(Records contained in a dataset)
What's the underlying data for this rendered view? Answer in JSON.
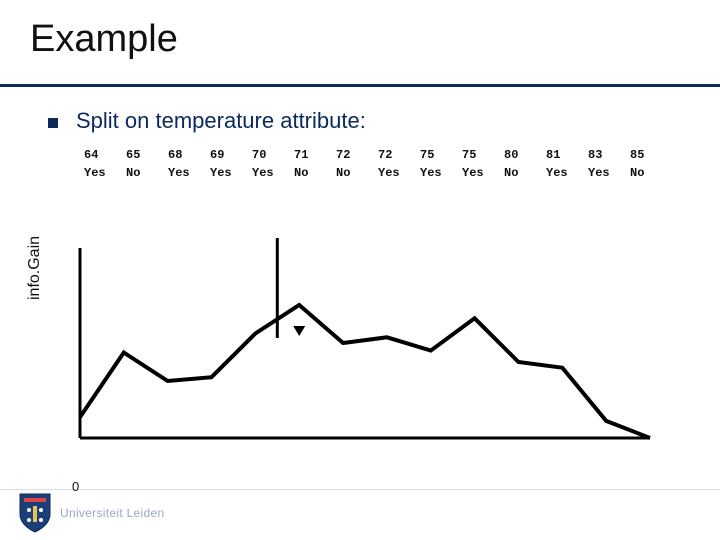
{
  "title": "Example",
  "bullet": "Split on temperature attribute:",
  "table": {
    "temps": [
      "64",
      "65",
      "68",
      "69",
      "70",
      "71",
      "72",
      "72",
      "75",
      "75",
      "80",
      "81",
      "83",
      "85"
    ],
    "labels": [
      "Yes",
      "No",
      "Yes",
      "Yes",
      "Yes",
      "No",
      "No",
      "Yes",
      "Yes",
      "Yes",
      "No",
      "Yes",
      "Yes",
      "No"
    ]
  },
  "ylabel": "info.Gain",
  "page_number": "0",
  "footer_uni": "Universiteit Leiden",
  "chart_data": {
    "type": "line",
    "title": "",
    "xlabel": "",
    "ylabel": "info.Gain",
    "categories": [
      "64",
      "65",
      "68",
      "69",
      "70",
      "71",
      "72",
      "72",
      "75",
      "75",
      "80",
      "81",
      "83",
      "85"
    ],
    "values": [
      0.11,
      0.45,
      0.3,
      0.32,
      0.55,
      0.7,
      0.5,
      0.53,
      0.46,
      0.63,
      0.4,
      0.37,
      0.09,
      0.0
    ],
    "ylim": [
      0,
      1
    ],
    "grid": false,
    "legend": false,
    "annotations": [
      {
        "text": "split marker",
        "x_between": [
          "70",
          "71"
        ],
        "kind": "vline"
      },
      {
        "text": "arrow",
        "at": "71",
        "kind": "down-arrow"
      }
    ]
  }
}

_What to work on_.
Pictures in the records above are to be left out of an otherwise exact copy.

_Solution to this task_.
What's the underlying data for this rendered view? Answer in JSON.
{
  "title": "Example",
  "bullet": "Split on temperature attribute:",
  "table": {
    "temps": [
      "64",
      "65",
      "68",
      "69",
      "70",
      "71",
      "72",
      "72",
      "75",
      "75",
      "80",
      "81",
      "83",
      "85"
    ],
    "labels": [
      "Yes",
      "No",
      "Yes",
      "Yes",
      "Yes",
      "No",
      "No",
      "Yes",
      "Yes",
      "Yes",
      "No",
      "Yes",
      "Yes",
      "No"
    ]
  },
  "ylabel": "info.Gain",
  "page_number": "0",
  "footer_uni": "Universiteit Leiden",
  "chart_data": {
    "type": "line",
    "title": "",
    "xlabel": "",
    "ylabel": "info.Gain",
    "categories": [
      "64",
      "65",
      "68",
      "69",
      "70",
      "71",
      "72",
      "72",
      "75",
      "75",
      "80",
      "81",
      "83",
      "85"
    ],
    "values": [
      0.11,
      0.45,
      0.3,
      0.32,
      0.55,
      0.7,
      0.5,
      0.53,
      0.46,
      0.63,
      0.4,
      0.37,
      0.09,
      0.0
    ],
    "ylim": [
      0,
      1
    ],
    "grid": false,
    "legend": false,
    "annotations": [
      {
        "text": "split marker",
        "x_between": [
          "70",
          "71"
        ],
        "kind": "vline"
      },
      {
        "text": "arrow",
        "at": "71",
        "kind": "down-arrow"
      }
    ]
  }
}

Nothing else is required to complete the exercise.